- Work order: Throughout the material below, count each line in which the word "services" appears, then reply with the count only.

- Records for processing:
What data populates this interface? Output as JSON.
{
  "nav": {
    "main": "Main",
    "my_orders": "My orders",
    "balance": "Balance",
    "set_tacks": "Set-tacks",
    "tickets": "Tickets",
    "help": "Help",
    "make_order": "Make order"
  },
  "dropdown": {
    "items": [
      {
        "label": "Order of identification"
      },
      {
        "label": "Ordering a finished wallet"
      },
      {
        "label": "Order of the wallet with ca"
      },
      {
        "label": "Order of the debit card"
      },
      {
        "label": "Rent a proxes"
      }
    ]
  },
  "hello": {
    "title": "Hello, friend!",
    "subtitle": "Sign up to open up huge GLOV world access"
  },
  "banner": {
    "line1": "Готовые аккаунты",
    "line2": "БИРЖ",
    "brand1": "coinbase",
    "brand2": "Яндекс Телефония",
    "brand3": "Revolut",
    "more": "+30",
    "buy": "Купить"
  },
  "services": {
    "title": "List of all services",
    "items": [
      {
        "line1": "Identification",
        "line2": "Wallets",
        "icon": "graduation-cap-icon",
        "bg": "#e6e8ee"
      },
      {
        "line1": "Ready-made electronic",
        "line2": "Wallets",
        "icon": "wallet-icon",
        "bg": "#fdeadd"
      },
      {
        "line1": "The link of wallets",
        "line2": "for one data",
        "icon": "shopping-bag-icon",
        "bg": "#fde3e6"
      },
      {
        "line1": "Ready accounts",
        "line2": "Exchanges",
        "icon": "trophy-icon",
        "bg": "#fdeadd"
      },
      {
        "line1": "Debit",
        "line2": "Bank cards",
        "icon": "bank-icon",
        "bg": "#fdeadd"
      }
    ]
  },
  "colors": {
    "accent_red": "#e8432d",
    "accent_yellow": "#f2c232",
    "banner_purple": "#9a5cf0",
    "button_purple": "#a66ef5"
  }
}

- Answer to this problem: 2